WARNING: This article contains major spoilers for Dark Nights: Metal by Scott Snyder, Greg Capullo, Jonathan Glapion and FCO Plascencia, on sale now.
For years, DC Comics has been trying to rebuild its Multiverse.
In 1985 Crisis on Infinite Earths set out to reduce the DC Universe into one comprehensive world. And while that move helped make things a lot less confusing, it also removed much of the magic the Silver Age introduced into comics. In the decades since the first Crisis, the DC Universe has undergone numerous expansions and contractions. It's been a long journey, but now the Multiverse is back, bigger, more dangerous and more interesting than ever, all thanks toDark Nights: Metal.
Building a Better Multiverse
Following the events of Infinite Crisis, which reintroduced the Multiverse 20 years after the original Crisis did away with it, DC Comics set out to rebuild what had once been undone, albeit in a manner that was little more manageable than it was the first time around. Instead of infinite worlds, there were a mere 52 defined universes. The next few years were devoted to the establishment and exploration of this new Multiverse in several event series -- 52, Countdown and Final Crisis.
The publisher tripped and stumbled in the beginning, but eventually, it all seemed to be moving along. Then the New 52 reboot happened in 2011, and DC's universe was even smaller than ever. Despite the contraction, the publisher gave Grant Morrison full control over reimagining the Multiverse, but it wasn't until 2014 that his project The Multiversity finally saw publication.
Morrison's project didn't just explore new worlds, it built a foundation and infrastructure that could keep the DC Multiverse from falling off the rails again. It was established that 52 realities existed inside the Orrery of Worlds, which itself seemed to exist inside some sort of bubble. Every alternate world, higher concept, and godlike being existed inside a finite space, which is a fascinating concept... but didn't leave much room for growth.
The Problem with the Multiverse
Perhaps the biggest weakness of the original DC Multiverse was also its greatest strength. Infinite universes meant infinite possibilities, and that eventually caused the publisher to become bogged down with inconsistencies as continuity became more and more tangled. A stronger editorial grasp on the concept could have kept things in enough order to prevent DC from feeling it had to reboot and streamline things, which we hope will happen in the wake of Metal.
DC's establishment of 52 universes was meant to keep a handle on the endless possibilities of creativity, but it also gave us a lot of filler. After all, that's a lot of different universes to establish all at once. Morrison did a good job laying down the bedrock, but in a lot of instances, the worlds never became anything more than abstract concepts that still haven't been fleshed out.
Earth 12 is the Batman Beyond universe, but how is this any different from the Batman Beyond series that takes place in the future of the main DC Universe? Earth 32 is just made out of character mash-ups, while a number of DC's classic stories, like Kingdom Come and The Dark Knight Returns, were given an entire world all their own. Then there are a series of Earths that are just pastiches of other comic book companies' fictional universes.

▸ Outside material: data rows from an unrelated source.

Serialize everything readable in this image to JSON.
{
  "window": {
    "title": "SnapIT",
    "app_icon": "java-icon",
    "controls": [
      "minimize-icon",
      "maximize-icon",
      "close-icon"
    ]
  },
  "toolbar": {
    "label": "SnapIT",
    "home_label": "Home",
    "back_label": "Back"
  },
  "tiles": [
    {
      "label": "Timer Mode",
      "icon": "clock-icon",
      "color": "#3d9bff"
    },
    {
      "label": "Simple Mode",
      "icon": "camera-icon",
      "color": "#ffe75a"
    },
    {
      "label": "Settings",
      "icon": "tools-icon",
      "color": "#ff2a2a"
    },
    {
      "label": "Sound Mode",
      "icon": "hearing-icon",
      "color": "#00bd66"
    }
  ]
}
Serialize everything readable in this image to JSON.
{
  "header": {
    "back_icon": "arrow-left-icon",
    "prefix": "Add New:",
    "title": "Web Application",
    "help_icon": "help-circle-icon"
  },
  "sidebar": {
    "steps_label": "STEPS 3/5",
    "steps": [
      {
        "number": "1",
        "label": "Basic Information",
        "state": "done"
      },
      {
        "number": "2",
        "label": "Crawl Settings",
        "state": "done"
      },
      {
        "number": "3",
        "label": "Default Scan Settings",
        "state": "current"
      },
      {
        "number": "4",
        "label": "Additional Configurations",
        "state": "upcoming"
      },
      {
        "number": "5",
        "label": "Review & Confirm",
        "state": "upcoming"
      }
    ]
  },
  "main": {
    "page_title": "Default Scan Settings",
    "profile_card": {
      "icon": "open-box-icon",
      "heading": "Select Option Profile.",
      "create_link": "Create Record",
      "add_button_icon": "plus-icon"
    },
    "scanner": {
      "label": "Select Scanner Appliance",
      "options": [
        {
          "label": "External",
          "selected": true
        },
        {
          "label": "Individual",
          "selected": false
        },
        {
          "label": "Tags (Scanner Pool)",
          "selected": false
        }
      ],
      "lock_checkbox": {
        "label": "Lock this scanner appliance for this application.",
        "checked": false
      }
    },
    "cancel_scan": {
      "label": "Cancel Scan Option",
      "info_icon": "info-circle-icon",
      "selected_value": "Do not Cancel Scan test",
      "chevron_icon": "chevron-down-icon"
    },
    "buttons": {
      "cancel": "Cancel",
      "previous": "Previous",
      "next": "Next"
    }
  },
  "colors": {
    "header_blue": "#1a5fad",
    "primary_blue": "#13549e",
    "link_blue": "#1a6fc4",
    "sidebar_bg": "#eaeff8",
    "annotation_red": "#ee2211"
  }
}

These are all well and good on their own, but if there's a finite amount of worlds, why fill them out with so many, for lack of a better word, recycled concepts? In order to correct these limitations, Scott Snyder and Greg Capullo set out to create an entirely new Multiverse, and they did so while managing to avoid overwriting what had already been established.